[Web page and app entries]
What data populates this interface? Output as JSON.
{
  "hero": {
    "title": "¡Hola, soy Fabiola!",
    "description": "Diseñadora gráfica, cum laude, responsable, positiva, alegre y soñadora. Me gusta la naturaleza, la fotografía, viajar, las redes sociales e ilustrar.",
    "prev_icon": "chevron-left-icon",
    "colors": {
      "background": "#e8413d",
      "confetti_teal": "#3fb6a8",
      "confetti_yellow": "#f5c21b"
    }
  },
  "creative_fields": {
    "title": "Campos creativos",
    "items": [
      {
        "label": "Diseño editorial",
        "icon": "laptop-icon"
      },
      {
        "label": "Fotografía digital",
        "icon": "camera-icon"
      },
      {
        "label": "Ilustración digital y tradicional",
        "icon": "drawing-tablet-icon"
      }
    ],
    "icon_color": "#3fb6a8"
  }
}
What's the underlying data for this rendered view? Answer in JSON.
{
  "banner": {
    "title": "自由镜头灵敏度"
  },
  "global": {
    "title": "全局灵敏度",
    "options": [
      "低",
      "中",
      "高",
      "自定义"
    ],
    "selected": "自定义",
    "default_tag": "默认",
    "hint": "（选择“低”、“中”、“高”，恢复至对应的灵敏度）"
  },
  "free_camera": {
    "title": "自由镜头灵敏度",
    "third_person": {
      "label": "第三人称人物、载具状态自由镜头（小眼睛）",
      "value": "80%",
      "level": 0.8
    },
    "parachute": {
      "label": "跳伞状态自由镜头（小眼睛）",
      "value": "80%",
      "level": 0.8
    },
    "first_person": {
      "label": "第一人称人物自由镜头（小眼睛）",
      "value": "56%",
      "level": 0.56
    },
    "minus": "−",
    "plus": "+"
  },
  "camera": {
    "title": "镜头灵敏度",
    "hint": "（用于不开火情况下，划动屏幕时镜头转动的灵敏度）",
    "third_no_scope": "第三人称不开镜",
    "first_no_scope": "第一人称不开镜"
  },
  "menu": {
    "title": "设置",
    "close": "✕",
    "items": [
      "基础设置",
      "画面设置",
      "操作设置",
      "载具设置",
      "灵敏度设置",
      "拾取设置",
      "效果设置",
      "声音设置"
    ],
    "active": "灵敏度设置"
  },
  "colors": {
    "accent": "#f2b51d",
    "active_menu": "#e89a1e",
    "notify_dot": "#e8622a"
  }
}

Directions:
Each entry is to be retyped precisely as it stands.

Answer space:
What data populates this interface? Output as JSON.
{
  "hero": {
    "title": "¡Hola, soy Fabiola!",
    "description": "Diseñadora gráfica, cum laude, responsable, positiva, alegre y soñadora. Me gusta la naturaleza, la fotografía, viajar, las redes sociales e ilustrar.",
    "prev_icon": "chevron-left-icon",
    "colors": {
      "background": "#e8413d",
      "confetti_teal": "#3fb6a8",
      "confetti_yellow": "#f5c21b"
    }
  },
  "creative_fields": {
    "title": "Campos creativos",
    "items": [
      {
        "label": "Diseño editorial",
        "icon": "laptop-icon"
      },
      {
        "label": "Fotografía digital",
        "icon": "camera-icon"
      },
      {
        "label": "Ilustración digital y tradicional",
        "icon": "drawing-tablet-icon"
      }
    ],
    "icon_color": "#3fb6a8"
  }
}
What's the underlying data for this rendered view? Answer in JSON.
{
  "banner": {
    "title": "自由镜头灵敏度"
  },
  "global": {
    "title": "全局灵敏度",
    "options": [
      "低",
      "中",
      "高",
      "自定义"
    ],
    "selected": "自定义",
    "default_tag": "默认",
    "hint": "（选择“低”、“中”、“高”，恢复至对应的灵敏度）"
  },
  "free_camera": {
    "title": "自由镜头灵敏度",
    "third_person": {
      "label": "第三人称人物、载具状态自由镜头（小眼睛）",
      "value": "80%",
      "level": 0.8
    },
    "parachute": {
      "label": "跳伞状态自由镜头（小眼睛）",
      "value": "80%",
      "level": 0.8
    },
    "first_person": {
      "label": "第一人称人物自由镜头（小眼睛）",
      "value": "56%",
      "level": 0.56
    },
    "minus": "−",
    "plus": "+"
  },
  "camera": {
    "title": "镜头灵敏度",
    "hint": "（用于不开火情况下，划动屏幕时镜头转动的灵敏度）",
    "third_no_scope": "第三人称不开镜",
    "first_no_scope": "第一人称不开镜"
  },
  "menu": {
    "title": "设置",
    "close": "✕",
    "items": [
      "基础设置",
      "画面设置",
      "操作设置",
      "载具设置",
      "灵敏度设置",
      "拾取设置",
      "效果设置",
      "声音设置"
    ],
    "active": "灵敏度设置"
  },
  "colors": {
    "accent": "#f2b51d",
    "active_menu": "#e89a1e",
    "notify_dot": "#e8622a"
  }
}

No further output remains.